He then said: “It could be that you have syphilis”.
“Wha?” I said, “That’s ridiculous. Nobody has syphilis. That thing is like, died out, right?”
Syphilis, clearly, is for Bram Stoker and Nietzsche. There was no way I had syphilis.
“Well it is rare”, Dr 2. said, “But it is still active in a lot of parts of the world. Have you been on holiday recently to any unusual places, Africa say? Parts of Eastern Asia?”
There was a pause.
“I live in Russia”.
Yeah, I totally had the syphilis.
This was confirmed when they took a swab from the sore, and tested it under a microscope and found the typically present bacteria. They can also diagnose it via blood tests and look for the antibodies, but this takes longer.
I texted my sister to say I had syphilis. She didn’t even have the decency to sound surprised. I told a few select friends. And then during a New Year’s Eve party two weeks later a guy came up to me and said: “Heard you have syphilis?”
Now, luckily for me, my syphilis was caught early, in what’s known as the primary stage. This means it was easily treated with a penicillin injection in the butt, although sometimes it’s treated with antibiotics in the same way other STDs are.
Secondary stage syphilis will happen a few weeks later, if the infection is left untreated. Sufferers will develop a sore throat, rashes and flu-like symptoms. Then it lies low – the latent stage – until it develops into tertiary syphilis, which is when it does the serious damage.
Tertiary syphilis is probably the one you are most familiar with. That’s the stuff that raged through Europe four centuries ago, and sent people mad and killed them in the past. It can cause blindness, dementia, and if you are pregnant, it can result in still-births. Screening for syphilis is routine in pregnancy.
Which is especially important if you are pregnant with a potential Olympic silver medallist, called Yury.
So, what have we learned?
- Please, please, if you’re gonna sleep around – which is absolutely your right – don’t do it unprotected.
- Do not go and see a Russian gyno if you are prone to splinters.
- But do go to Russia, because it’s awesome.
- I was actually incredibly lucky, because where I lived in Russia has some of the highest HIV rates outside of Africa. (You need a negative HIV test to get a Russian visa).
- Syphilis still exists.
- If you are depressed or worried about your mental health go and see your GP and talk to him before you end up with syphilis.
- I no longer have syphilis. But I’m pretty sure it counts as my third longest relationship.
- Everything is totally cool down there now. Call me. *phone sign with hand*
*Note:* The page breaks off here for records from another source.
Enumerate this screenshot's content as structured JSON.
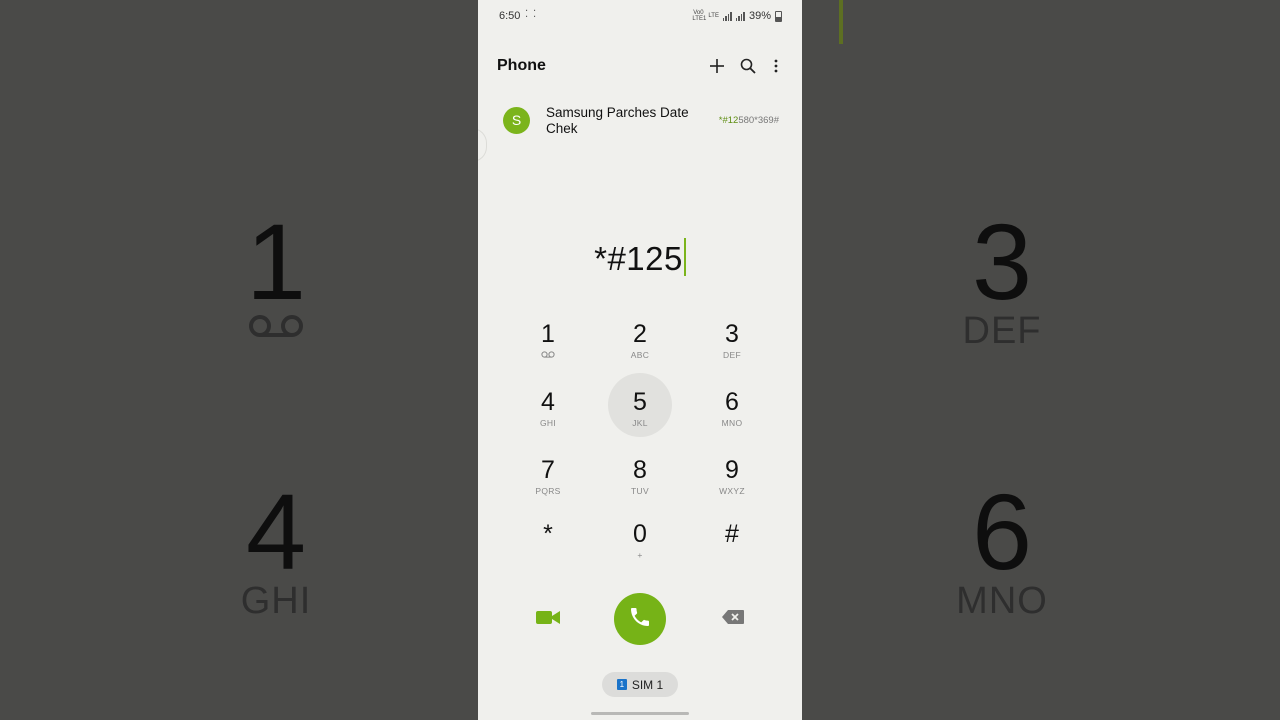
{
  "background": {
    "left_digit_1": "1",
    "left_digit_4": "4",
    "left_letters_4": "GHI",
    "right_digit_3": "3",
    "right_letters_3": "DEF",
    "right_digit_6": "6",
    "right_letters_6": "MNO"
  },
  "status_bar": {
    "time": "6:50",
    "notification_icons": "⁚ ⁚",
    "volte_label": "Vo0 LTE1",
    "lte_label": "LTE",
    "battery": "39%"
  },
  "app_bar": {
    "title": "Phone",
    "icons": [
      "add-icon",
      "search-icon",
      "more-options-icon"
    ]
  },
  "suggestion": {
    "avatar_letter": "S",
    "name": "Samsung Parches Date Chek",
    "number_prefix": "*#125",
    "number_match_display": "*#12",
    "number_rest": "580*369#"
  },
  "dial_input": {
    "value": "*#125"
  },
  "keypad": {
    "keys": [
      {
        "digit": "1",
        "letters": "⌵"
      },
      {
        "digit": "2",
        "letters": "ABC"
      },
      {
        "digit": "3",
        "letters": "DEF"
      },
      {
        "digit": "4",
        "letters": "GHI"
      },
      {
        "digit": "5",
        "letters": "JKL"
      },
      {
        "digit": "6",
        "letters": "MNO"
      },
      {
        "digit": "7",
        "letters": "PQRS"
      },
      {
        "digit": "8",
        "letters": "TUV"
      },
      {
        "digit": "9",
        "letters": "WXYZ"
      },
      {
        "digit": "*",
        "letters": ""
      },
      {
        "digit": "0",
        "letters": "+"
      },
      {
        "digit": "#",
        "letters": ""
      }
    ],
    "pressed_key": "5"
  },
  "actions": {
    "video_icon": "video-call-icon",
    "call_icon": "phone-icon",
    "backspace_icon": "backspace-icon"
  },
  "sim": {
    "badge": "1",
    "label": "SIM 1"
  },
  "colors": {
    "accent_green": "#76b317",
    "sim_blue": "#1a73c9",
    "panel_bg": "#f0f0ed"
  }
}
5 thoughts on “TMI: Syphilis

  1. Dear …

    I am troubled and bewildered by this article. I write this in good faith because I want to understand it better. It seems so, well, bipolar, ranging wildly from sincerity to utterly self-obliterating irony. It is terribly sad. Or perhaps the humour is a means to discuss a difficult time?
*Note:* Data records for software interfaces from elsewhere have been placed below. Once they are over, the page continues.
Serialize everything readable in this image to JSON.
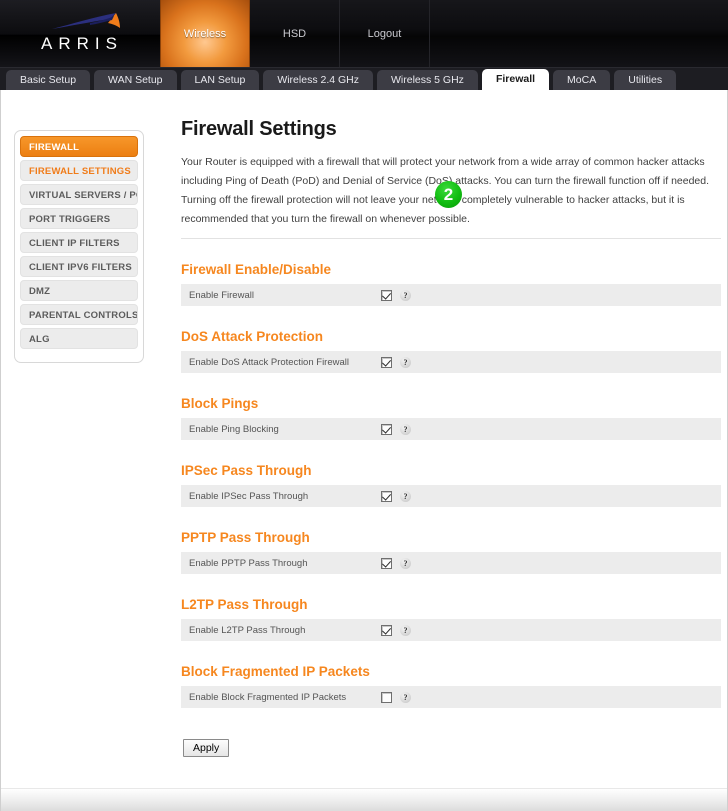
{
  "brand": {
    "wordmark": "ARRIS",
    "logo_icon": "arris-swoosh-logo",
    "swoosh_blue": "#2b2f7e",
    "swoosh_orange": "#f07c1a"
  },
  "topnav": {
    "items": [
      {
        "label": "Wireless",
        "active": true
      },
      {
        "label": "HSD",
        "active": false
      },
      {
        "label": "Logout",
        "active": false
      }
    ]
  },
  "tabs": [
    {
      "label": "Basic Setup",
      "active": false
    },
    {
      "label": "WAN Setup",
      "active": false
    },
    {
      "label": "LAN Setup",
      "active": false
    },
    {
      "label": "Wireless 2.4 GHz",
      "active": false
    },
    {
      "label": "Wireless 5 GHz",
      "active": false
    },
    {
      "label": "Firewall",
      "active": true
    },
    {
      "label": "MoCA",
      "active": false
    },
    {
      "label": "Utilities",
      "active": false
    }
  ],
  "sidebar": {
    "header": "FIREWALL",
    "items": [
      {
        "label": "FIREWALL SETTINGS",
        "active": true
      },
      {
        "label": "VIRTUAL SERVERS / PORT ...",
        "active": false
      },
      {
        "label": "PORT TRIGGERS",
        "active": false
      },
      {
        "label": "CLIENT IP FILTERS",
        "active": false
      },
      {
        "label": "CLIENT IPV6 FILTERS",
        "active": false
      },
      {
        "label": "DMZ",
        "active": false
      },
      {
        "label": "PARENTAL CONTROLS",
        "active": false
      },
      {
        "label": "ALG",
        "active": false
      }
    ]
  },
  "main": {
    "title": "Firewall Settings",
    "intro": "Your Router is equipped with a firewall that will protect your network from a wide array of common hacker attacks including Ping of Death (PoD) and Denial of Service (DoS) attacks. You can turn the firewall function off if needed. Turning off the firewall protection will not leave your network completely vulnerable to hacker attacks, but it is recommended that you turn the firewall on whenever possible.",
    "sections": [
      {
        "title": "Firewall Enable/Disable",
        "row_label": "Enable Firewall",
        "checked": true,
        "help_icon": "question-mark-icon"
      },
      {
        "title": "DoS Attack Protection",
        "row_label": "Enable DoS Attack Protection Firewall",
        "checked": true,
        "help_icon": "question-mark-icon"
      },
      {
        "title": "Block Pings",
        "row_label": "Enable Ping Blocking",
        "checked": true,
        "help_icon": "question-mark-icon"
      },
      {
        "title": "IPSec Pass Through",
        "row_label": "Enable IPSec Pass Through",
        "checked": true,
        "help_icon": "question-mark-icon"
      },
      {
        "title": "PPTP Pass Through",
        "row_label": "Enable PPTP Pass Through",
        "checked": true,
        "help_icon": "question-mark-icon"
      },
      {
        "title": "L2TP Pass Through",
        "row_label": "Enable L2TP Pass Through",
        "checked": true,
        "help_icon": "question-mark-icon"
      },
      {
        "title": "Block Fragmented IP Packets",
        "row_label": "Enable Block Fragmented IP Packets",
        "checked": false,
        "help_icon": "question-mark-icon"
      }
    ],
    "apply_label": "Apply"
  },
  "annotation": {
    "step_number": "2",
    "color": "#0cb80c"
  },
  "theme": {
    "accent_orange": "#f6871f",
    "sidebar_header_orange": "#f08a1c",
    "row_bg": "#ececec",
    "header_bg": "#0b0b0d"
  }
}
    When you refer to ‘guys’ do you mean men alone or men and women? If it is men alone then why? If it is written with a male reader in mind, is it a cautionary tale directed at them? It is as if you had no agency whatsoever when you had sex with the multitudes of men.

    With good wishes
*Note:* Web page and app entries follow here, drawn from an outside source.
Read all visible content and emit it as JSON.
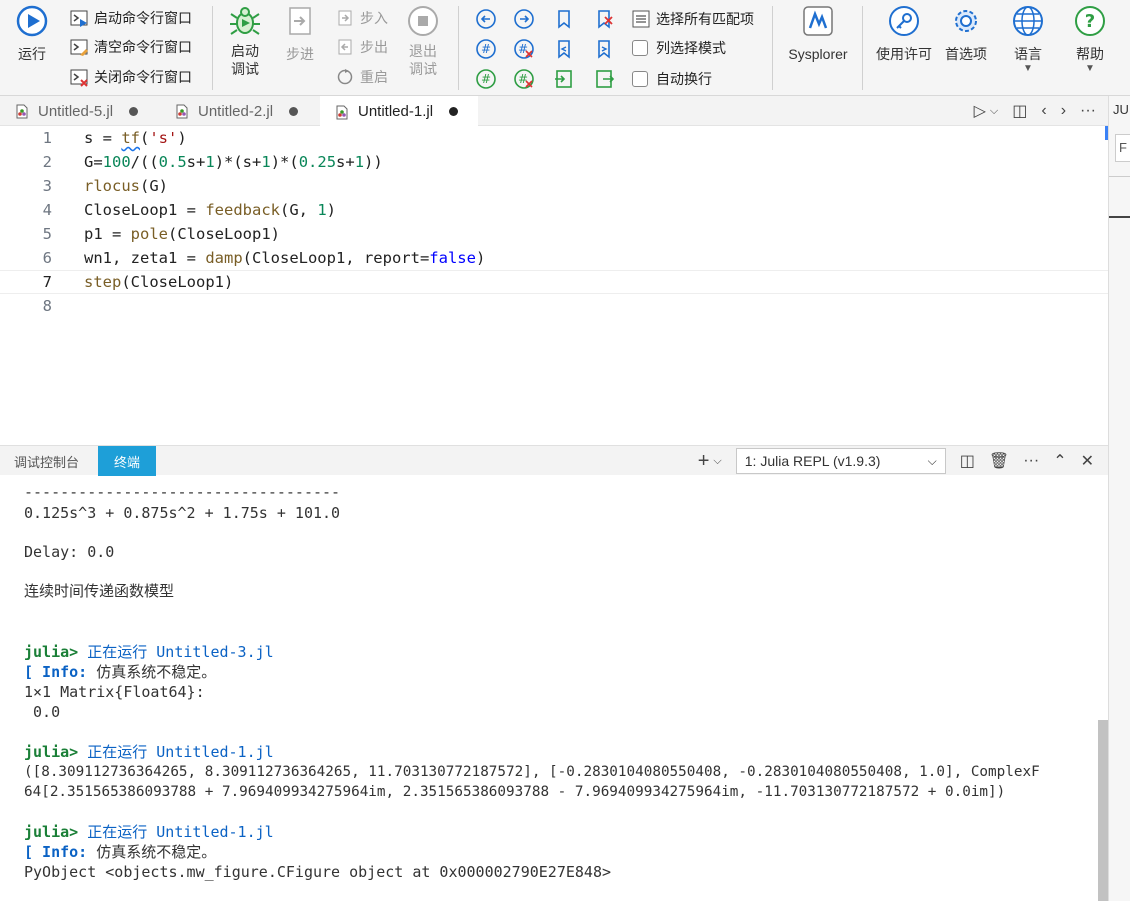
{
  "toolbar": {
    "run": "运行",
    "start_cmd_window": "启动命令行窗口",
    "clear_cmd_window": "清空命令行窗口",
    "close_cmd_window": "关闭命令行窗口",
    "start_debug_l1": "启动",
    "start_debug_l2": "调试",
    "step": "步进",
    "step_in": "步入",
    "step_out": "步出",
    "restart": "重启",
    "exit_debug_l1": "退出",
    "exit_debug_l2": "调试",
    "select_all_matches": "选择所有匹配项",
    "column_select": "列选择模式",
    "auto_wrap": "自动换行",
    "sysplorer": "Sysplorer",
    "license": "使用许可",
    "preferences": "首选项",
    "language": "语言",
    "help": "帮助"
  },
  "tabs": [
    {
      "label": "Untitled-5.jl"
    },
    {
      "label": "Untitled-2.jl"
    },
    {
      "label": "Untitled-1.jl"
    }
  ],
  "right_strip": {
    "top": "JU",
    "field": "F"
  },
  "editor": {
    "line_numbers": [
      "1",
      "2",
      "3",
      "4",
      "5",
      "6",
      "7",
      "8"
    ],
    "lines": [
      "s = tf('s')",
      "G=100/((0.5s+1)*(s+1)*(0.25s+1))",
      "rlocus(G)",
      "CloseLoop1 = feedback(G, 1)",
      "p1 = pole(CloseLoop1)",
      "wn1, zeta1 = damp(CloseLoop1, report=false)",
      "step(CloseLoop1)",
      ""
    ]
  },
  "panel": {
    "tab_debug": "调试控制台",
    "tab_terminal": "终端",
    "repl_selected": "1: Julia REPL (v1.9.3)"
  },
  "terminal": {
    "dashes": "-----------------------------------",
    "denominator": "0.125s^3 + 0.875s^2 + 1.75s + 101.0",
    "delay": "Delay: 0.0",
    "model": "连续时间传递函数模型",
    "prompt": "julia>",
    "running_label": "正在运行",
    "file3": "Untitled-3.jl",
    "file1": "Untitled-1.jl",
    "info_tag": "[ Info:",
    "unstable": "仿真系统不稳定。",
    "matrix": "1×1 Matrix{Float64}:",
    "matrix_val": " 0.0",
    "result_l1": "([8.309112736364265, 8.309112736364265, 11.703130772187572], [-0.2830104080550408, -0.2830104080550408, 1.0], ComplexF",
    "result_l2": "64[2.351565386093788 + 7.969409934275964im, 2.351565386093788 - 7.969409934275964im, -11.703130772187572 + 0.0im])",
    "pyobject": "PyObject <objects.mw_figure.CFigure object at 0x000002790E27E848>"
  }
}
  2. It is common to address a group of any gender as “guys.” The writer was not addressing men alone.

    I have known two bipolar people and I’ve read Stephen Fry too(!) and to me the article sounds a little manic, but not inconsistent. It is, like most articles on this site, frank and funny.

    My thanks to the writer.

  3. “It is common to address a group of any gender as “guys.”

    It’s less common than it used to be and many women take issue with it. I agree it’s a grim story and there is no sense that the woman has any sense of agency or power of choice.

  4. No sense that the woman has any sense of agency or power of choice? Surely she’s just passing on some good advice based on some crap decisions she made in the past? Presumably she is now in a better (non-syphilitic)place exercising her power of choice given what she’s learnt – and passed on to readers.